**EXERCISE DESCRIPTION**:
Among the records, which lines hold the word "down"? Pick them out.

**SUPPLIED ENTRIES**:
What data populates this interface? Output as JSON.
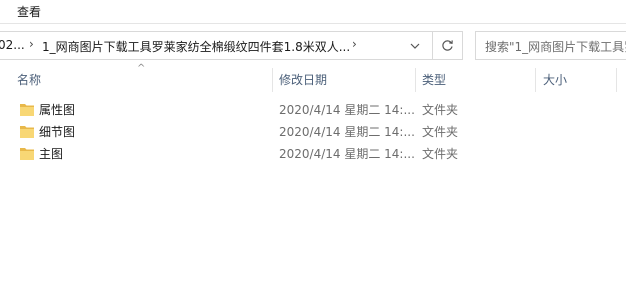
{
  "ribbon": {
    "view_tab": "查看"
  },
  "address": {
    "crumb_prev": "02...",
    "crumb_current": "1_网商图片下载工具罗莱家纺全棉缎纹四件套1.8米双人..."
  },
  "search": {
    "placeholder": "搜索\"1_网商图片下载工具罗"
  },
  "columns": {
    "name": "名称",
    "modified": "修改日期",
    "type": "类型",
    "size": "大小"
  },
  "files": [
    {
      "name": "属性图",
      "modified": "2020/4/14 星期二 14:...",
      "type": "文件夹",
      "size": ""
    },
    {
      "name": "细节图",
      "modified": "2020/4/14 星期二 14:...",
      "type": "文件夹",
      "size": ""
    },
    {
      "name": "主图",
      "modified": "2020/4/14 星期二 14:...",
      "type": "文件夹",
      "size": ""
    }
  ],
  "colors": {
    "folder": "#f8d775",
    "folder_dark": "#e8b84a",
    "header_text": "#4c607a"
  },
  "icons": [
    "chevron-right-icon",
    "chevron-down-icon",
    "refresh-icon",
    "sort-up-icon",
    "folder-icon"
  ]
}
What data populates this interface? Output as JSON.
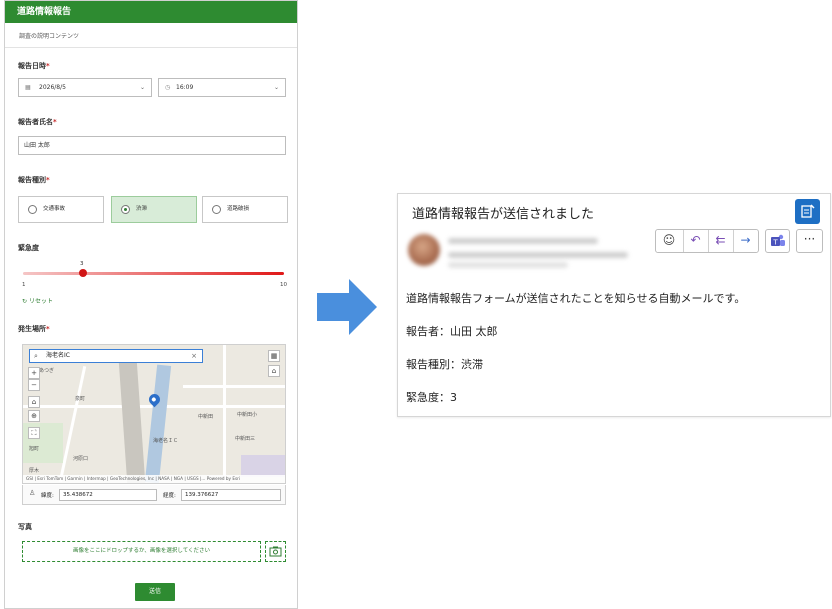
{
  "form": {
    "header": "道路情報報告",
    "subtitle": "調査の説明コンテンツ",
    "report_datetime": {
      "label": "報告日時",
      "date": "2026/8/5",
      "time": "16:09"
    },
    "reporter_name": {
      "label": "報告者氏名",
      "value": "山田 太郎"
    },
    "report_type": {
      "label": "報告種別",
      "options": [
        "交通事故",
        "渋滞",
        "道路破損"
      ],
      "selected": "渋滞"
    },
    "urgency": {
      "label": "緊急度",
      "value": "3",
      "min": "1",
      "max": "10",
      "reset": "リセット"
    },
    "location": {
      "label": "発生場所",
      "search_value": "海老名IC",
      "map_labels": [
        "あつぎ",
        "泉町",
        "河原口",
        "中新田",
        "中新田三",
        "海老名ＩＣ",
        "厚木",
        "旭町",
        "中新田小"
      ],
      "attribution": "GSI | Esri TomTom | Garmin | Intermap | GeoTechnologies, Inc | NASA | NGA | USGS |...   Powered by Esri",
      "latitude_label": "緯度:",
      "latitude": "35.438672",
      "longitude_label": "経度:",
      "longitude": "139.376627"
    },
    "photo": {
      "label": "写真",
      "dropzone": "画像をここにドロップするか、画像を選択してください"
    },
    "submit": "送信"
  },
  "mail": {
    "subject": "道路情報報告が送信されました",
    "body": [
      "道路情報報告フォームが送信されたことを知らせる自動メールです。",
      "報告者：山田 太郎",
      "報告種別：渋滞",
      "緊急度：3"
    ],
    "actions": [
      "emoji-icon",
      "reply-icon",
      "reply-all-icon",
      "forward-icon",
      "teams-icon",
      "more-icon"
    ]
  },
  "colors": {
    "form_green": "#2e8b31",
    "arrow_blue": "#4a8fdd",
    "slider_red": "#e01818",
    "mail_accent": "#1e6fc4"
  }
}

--

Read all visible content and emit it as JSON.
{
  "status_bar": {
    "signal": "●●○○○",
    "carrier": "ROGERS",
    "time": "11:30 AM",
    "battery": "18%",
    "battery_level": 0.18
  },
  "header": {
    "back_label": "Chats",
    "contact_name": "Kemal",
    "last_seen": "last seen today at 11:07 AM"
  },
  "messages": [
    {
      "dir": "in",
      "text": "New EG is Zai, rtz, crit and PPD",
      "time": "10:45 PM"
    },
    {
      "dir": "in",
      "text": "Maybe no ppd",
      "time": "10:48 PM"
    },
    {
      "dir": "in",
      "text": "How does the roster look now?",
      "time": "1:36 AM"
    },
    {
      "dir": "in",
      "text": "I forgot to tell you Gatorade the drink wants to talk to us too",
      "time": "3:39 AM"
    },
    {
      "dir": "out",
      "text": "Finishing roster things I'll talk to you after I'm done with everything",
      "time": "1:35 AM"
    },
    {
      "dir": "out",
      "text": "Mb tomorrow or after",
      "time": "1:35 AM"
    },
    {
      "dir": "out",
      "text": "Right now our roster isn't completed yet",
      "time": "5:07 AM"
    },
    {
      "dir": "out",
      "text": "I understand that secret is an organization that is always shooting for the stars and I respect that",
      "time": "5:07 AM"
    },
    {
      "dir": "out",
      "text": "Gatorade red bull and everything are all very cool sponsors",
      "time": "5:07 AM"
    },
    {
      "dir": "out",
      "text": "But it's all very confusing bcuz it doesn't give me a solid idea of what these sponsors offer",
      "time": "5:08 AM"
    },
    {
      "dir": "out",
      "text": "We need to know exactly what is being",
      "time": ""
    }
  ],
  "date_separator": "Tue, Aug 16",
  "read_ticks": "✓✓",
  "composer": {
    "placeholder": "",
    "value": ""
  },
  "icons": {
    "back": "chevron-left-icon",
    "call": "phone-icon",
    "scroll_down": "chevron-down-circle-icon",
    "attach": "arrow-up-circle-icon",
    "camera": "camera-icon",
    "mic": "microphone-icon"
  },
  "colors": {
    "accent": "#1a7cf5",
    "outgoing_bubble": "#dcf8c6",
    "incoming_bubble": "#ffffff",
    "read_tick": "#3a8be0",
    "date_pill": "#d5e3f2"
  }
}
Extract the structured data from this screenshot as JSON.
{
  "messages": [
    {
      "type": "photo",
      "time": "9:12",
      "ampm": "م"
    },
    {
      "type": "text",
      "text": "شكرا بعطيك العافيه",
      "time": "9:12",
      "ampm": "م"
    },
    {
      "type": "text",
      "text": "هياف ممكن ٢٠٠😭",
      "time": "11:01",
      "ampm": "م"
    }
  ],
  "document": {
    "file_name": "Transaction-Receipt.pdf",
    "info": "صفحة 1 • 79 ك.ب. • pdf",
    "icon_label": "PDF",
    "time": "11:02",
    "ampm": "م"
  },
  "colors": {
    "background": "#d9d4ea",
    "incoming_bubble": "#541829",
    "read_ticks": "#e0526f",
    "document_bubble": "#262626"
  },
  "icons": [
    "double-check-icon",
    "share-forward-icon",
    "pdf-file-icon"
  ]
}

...

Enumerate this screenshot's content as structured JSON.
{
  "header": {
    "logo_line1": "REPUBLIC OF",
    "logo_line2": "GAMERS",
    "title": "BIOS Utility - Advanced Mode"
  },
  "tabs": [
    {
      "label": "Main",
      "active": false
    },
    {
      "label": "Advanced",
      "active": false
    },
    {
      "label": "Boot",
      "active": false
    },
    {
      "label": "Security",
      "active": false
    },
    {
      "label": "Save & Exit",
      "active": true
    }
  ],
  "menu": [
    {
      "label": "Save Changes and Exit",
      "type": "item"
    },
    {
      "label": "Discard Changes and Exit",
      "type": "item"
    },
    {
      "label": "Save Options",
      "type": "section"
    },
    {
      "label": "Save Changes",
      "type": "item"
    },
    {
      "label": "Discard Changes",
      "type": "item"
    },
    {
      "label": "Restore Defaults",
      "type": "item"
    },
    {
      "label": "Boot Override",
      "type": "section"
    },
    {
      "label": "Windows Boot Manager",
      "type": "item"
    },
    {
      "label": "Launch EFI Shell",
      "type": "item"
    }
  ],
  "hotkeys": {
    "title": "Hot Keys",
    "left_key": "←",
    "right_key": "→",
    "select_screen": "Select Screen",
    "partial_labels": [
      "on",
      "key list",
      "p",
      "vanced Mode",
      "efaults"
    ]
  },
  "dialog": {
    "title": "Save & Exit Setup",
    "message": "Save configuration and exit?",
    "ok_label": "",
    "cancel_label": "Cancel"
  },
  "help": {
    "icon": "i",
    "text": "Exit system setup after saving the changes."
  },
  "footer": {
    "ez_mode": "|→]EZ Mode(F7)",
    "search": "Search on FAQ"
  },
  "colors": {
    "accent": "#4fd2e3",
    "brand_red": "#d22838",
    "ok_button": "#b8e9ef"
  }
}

**SOLVED EXERCISE**:
    "chevron-down-icon",
    "scroll_down": "chevron-down-circle-icon",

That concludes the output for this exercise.